In recent months I have watched as city stakeholders circle the wagon for damage control after the two reports identifying systemic racism within the police force revealed very real and dangerous living conditions for Indigenous peoples here in Thunder Bay.
I have also watched city officials using the televised council meetings and local media to counter these reports by promoting and highlighting accomplishments within their organizations in an effort to downplay existing systematic racism.
Talking your accomplishments instead of walking towards change is simply a defense of your actions, not a sincere acknowledgement or a willingness to make change within the existing system.
These tactics are to maintain control in an effort to gain back reputation on a national stage and to help curb the negative economic impact that may occur in Thunder Bay.
I am concerned that instead of opening the door to honest dialogue and solutions with a competent strategy for change, these counter claims have led to non-Indigenous citizens publicly shouting out their racist attitudes in public forums as was recently witnessed in a community town hall.

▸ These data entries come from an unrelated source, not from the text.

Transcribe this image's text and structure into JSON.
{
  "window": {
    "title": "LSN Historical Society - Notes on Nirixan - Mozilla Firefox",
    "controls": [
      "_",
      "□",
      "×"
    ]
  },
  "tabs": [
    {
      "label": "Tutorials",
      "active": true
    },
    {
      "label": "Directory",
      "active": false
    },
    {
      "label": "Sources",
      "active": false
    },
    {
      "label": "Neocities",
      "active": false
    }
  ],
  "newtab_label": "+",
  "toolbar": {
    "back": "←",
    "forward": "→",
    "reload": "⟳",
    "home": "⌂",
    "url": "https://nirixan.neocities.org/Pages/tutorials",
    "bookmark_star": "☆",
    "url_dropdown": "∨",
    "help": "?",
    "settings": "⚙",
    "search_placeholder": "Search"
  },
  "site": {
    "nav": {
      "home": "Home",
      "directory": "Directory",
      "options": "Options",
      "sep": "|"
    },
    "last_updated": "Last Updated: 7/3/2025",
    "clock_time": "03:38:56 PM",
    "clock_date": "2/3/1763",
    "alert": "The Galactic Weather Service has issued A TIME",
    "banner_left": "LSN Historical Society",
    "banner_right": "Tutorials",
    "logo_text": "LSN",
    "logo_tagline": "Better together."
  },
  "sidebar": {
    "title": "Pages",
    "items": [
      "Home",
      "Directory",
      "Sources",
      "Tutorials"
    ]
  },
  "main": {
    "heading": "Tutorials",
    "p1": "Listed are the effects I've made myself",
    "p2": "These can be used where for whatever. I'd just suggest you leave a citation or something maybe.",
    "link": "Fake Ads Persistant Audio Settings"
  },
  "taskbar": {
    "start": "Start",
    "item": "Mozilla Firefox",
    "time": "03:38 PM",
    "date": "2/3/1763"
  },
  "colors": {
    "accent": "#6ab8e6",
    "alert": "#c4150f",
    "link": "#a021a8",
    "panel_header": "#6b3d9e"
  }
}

Suggesting Indigenous people and their building projects belong on reserves tells a much more accurate story of attitudes this city holds towards the reconciliation process with the Indigenous community.
Our reality check is this man’s audience clapped and cheered at his suggestion that these buildings and people belonged on their Reservation.
Another reality is a mayor that sees his legacy project as a $40-million dollar indoor sports facility believing that sports will heal the divide that exists in Thunder Bay.
Hoping to integrate youth from Indigenous communities with sports, programming and concerts bypasses the hard conversation and reconciliation process that needs to be initiated with their parents, and grandparents who suffered unspeakable trauma in residential schools and the Sixties Scoop.
I have every confidence that this sports facility will be hijacked by parents with the financial means to ensure their children benefit the most, with limited access for the less fortunate.
Bob Cook wrote in Forbes magazine in March 2017 that “parents of means willing to spend more money, earlier, on their children's athletic development, that raises the price for everyone else who wants to participate, and creates a more professionalized youth sports environment where being developed and discovered early becomes more critical.”
Children and youth living in poverty will not be able to compete within this competitive and expensive sports structure and although an indoor turf facility is needed in the city, the $40 million dollar price tag for this facility is reckless and the mayor’s legacy project definitely takes the focus and conversation away from the poor state of Indigenous relations and reconciliation efforts within the city.